25 DECEMBER 1964, Page 18


The Tribal World of Vernier Elwin: An Auto- biography. By Verrier Elwin. (0.U.P., 30s.) VERRIER ELwIN was the last in a long line of Englishmen who attained fulfilment and great- ness through an intimate association with India, and who in turn succeeded in analysing and inter- preting essential aspects of Indian life with a lucidity and imaginativeness few Indian scholars have rivalled. When he died earlier this year in New Delhi he had become the symbol of a syrn' pathetic and constructive attitude to India's tribal peoples understood and shared by many of the country's intellectual elite, and above all by the late Jawaharlal Nehru, but distrusted and denigrated by many of the more narrow-minded Hindu politicians.

In this autobiography, published a few months after his death, Elwin sketches the strange pro- gress from the sheltered and sophisticated world at Oxford, where he studied theology and finally held the chaplainship of Merton, to life in a jungle village of Central India. He went to India as a Member of an austere missionary order intent on clothing Christianity in an Indian garb, but an emotional involvement with the emer- gent freedom movement of the Congress Party, followed by a shift in his spiritual basis, led him to surrender his priesthood. By that time he had also cotne to know and like the primitive tribes- men of the hills and forests, and though no longer a missionary, he decided to devote his life to the service of India's 'oppressed and under- Privileged aboriginals.
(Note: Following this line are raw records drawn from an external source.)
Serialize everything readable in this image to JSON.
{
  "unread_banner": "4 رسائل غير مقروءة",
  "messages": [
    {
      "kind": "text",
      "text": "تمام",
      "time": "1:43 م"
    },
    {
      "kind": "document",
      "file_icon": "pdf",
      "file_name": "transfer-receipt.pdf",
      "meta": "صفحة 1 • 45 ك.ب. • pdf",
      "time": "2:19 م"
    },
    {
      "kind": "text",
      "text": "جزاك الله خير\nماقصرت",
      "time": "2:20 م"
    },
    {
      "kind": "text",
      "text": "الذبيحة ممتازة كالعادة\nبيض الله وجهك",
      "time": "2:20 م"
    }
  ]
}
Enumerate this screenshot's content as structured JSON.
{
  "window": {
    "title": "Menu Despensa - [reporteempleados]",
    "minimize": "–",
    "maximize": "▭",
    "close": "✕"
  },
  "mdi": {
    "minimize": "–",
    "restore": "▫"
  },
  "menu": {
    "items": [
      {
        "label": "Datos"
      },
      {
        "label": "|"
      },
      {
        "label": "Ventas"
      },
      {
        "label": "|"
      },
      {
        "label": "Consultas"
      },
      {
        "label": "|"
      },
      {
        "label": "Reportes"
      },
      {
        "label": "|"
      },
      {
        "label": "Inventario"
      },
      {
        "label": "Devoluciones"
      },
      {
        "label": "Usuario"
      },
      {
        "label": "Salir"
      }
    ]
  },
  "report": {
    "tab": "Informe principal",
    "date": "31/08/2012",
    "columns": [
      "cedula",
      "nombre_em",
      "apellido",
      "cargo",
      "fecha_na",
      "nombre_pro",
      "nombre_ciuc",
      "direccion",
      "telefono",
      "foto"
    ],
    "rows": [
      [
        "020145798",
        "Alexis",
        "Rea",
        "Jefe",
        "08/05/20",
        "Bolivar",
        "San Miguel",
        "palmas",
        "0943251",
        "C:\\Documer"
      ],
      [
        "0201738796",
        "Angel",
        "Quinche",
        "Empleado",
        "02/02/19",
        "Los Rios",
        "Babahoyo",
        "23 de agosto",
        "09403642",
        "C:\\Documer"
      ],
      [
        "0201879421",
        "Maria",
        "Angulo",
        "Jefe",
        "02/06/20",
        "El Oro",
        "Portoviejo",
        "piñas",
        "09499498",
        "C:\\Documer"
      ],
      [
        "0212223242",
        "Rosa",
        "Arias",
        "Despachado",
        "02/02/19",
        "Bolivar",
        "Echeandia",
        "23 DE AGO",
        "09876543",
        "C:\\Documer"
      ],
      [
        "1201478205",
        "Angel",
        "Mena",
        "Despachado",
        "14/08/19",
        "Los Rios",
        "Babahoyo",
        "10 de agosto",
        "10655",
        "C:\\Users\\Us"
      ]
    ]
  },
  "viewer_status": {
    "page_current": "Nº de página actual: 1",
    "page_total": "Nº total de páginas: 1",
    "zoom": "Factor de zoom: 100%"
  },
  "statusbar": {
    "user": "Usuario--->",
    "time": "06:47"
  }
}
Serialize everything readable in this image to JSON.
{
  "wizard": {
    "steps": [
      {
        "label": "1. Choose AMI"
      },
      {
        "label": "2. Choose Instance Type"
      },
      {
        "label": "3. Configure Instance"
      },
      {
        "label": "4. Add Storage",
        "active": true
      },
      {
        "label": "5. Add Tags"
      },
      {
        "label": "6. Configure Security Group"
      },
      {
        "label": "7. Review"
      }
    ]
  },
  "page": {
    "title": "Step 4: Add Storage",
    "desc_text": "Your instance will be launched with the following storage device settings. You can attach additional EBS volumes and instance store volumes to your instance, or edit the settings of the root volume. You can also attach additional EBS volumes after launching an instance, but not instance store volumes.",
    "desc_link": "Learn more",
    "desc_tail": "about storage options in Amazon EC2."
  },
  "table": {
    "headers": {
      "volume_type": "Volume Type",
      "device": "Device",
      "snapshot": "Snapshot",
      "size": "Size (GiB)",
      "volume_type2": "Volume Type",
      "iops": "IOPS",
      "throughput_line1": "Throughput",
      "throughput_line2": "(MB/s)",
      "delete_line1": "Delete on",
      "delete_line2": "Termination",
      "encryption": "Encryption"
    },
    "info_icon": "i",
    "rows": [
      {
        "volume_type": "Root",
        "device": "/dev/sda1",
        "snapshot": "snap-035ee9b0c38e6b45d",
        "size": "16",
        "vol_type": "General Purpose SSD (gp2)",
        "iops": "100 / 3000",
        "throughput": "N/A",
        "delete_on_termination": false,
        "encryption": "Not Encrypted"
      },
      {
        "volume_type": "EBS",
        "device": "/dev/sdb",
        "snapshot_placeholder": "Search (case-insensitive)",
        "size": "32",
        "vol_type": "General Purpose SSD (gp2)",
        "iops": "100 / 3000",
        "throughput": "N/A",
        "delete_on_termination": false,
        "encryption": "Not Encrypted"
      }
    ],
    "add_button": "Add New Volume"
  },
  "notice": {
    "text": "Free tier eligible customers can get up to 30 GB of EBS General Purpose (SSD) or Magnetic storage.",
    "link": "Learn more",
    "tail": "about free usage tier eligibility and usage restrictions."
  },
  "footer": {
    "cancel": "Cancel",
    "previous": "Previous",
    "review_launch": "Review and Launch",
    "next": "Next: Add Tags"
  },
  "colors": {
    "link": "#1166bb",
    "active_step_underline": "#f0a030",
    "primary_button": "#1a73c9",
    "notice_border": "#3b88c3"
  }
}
With an Indian friend, he set up a private organisation to bring education and medical care to some of the tribal villages of the Central Provinces, and while the effects of this' practical Work inevitably remained limited to a small area, his advocacy of the cause of the many millions of Indian aboriginals had a profound influence on the more liberal sections of public opinion and, later, on the government of the newly in- dependent India.

His autobiography tells of the years of struggle, of the delight he experienced in living with simple tribesmen at their own level, and the years of fulfilment when as anthropological adviser to the North-East Frontier Agency he was able to apply his ideas of tribal development to regions newly brought under the administrative control of the Government of India. In a world increasingly Concerned with material achievements, Elwin's admiration for the human values found in Primitive societies comes as a refreshing antidote to a one-sided emphasis on technical progress. This admiration, eloquently expressed in the Pages of his autobiography, attained its culmina- tion in his two marriages with tribal women.

Of the many moving passages of this book, the references to his wife Lila and their children are Perhaps the most spontaneous, and it is in the description of his second marriage that Elwin recaptured, the lyrical style of some of his earlier works. Many readers unfamiliar with India will welcome this book as an enter- taining and informative introduction to the kaleidoscopic population pattern of a sub- continent where primitive and highly sophisti- cated communities live in close spatial proximity and archaic ways of living persist into our time.